PROBLEM DESCRIPTION
Show the lines of the material that contain the word "this".

THE DATA
Content starts

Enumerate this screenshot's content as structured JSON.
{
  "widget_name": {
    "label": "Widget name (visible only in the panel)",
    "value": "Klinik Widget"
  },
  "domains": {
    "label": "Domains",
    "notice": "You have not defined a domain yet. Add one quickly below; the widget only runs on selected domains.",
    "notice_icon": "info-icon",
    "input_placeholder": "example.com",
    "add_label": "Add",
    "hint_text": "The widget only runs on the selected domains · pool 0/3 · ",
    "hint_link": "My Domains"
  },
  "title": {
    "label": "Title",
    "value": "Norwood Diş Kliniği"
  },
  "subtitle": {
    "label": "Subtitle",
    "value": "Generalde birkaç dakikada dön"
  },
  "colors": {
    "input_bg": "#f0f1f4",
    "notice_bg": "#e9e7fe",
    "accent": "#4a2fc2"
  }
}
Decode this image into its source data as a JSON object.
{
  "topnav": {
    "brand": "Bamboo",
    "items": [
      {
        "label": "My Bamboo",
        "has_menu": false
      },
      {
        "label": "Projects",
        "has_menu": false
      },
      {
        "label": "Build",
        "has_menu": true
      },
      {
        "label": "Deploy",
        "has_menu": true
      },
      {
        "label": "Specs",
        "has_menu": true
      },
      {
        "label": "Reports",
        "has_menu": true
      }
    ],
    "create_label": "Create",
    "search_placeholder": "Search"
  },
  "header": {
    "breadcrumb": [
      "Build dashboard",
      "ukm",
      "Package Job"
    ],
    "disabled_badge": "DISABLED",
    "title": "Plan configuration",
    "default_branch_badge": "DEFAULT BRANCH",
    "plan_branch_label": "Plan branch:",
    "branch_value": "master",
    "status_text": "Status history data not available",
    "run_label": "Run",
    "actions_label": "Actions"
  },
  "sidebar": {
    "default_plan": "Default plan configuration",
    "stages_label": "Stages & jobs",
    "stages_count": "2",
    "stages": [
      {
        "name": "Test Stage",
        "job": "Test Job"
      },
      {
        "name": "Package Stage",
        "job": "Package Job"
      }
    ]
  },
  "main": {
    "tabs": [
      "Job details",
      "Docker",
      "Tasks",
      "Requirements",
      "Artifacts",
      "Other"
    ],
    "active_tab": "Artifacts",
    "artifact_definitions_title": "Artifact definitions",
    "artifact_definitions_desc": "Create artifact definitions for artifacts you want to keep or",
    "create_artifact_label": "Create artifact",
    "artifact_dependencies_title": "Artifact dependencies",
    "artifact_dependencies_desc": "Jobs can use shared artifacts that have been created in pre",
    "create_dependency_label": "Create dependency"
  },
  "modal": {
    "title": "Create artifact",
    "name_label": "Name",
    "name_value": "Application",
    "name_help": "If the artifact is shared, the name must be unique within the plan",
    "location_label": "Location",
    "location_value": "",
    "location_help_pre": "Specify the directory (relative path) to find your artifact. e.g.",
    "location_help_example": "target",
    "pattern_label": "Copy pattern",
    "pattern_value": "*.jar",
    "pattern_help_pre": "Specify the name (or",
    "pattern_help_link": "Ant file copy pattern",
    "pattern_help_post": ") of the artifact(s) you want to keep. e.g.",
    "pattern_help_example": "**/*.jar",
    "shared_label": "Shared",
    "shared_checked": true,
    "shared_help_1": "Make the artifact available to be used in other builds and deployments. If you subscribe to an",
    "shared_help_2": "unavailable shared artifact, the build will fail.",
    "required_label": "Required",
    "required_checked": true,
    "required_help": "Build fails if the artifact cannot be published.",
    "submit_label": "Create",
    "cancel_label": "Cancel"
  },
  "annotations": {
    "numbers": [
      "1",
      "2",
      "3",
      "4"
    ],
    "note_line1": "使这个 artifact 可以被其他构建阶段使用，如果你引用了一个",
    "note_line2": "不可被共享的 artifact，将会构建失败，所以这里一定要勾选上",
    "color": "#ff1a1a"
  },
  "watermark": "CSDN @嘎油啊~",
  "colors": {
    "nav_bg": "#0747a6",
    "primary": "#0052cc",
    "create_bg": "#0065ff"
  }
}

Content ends

YOUR SOLUTION
Enumerate this screenshot's content as structured JSON.
Decode this image into its source data as a JSON object.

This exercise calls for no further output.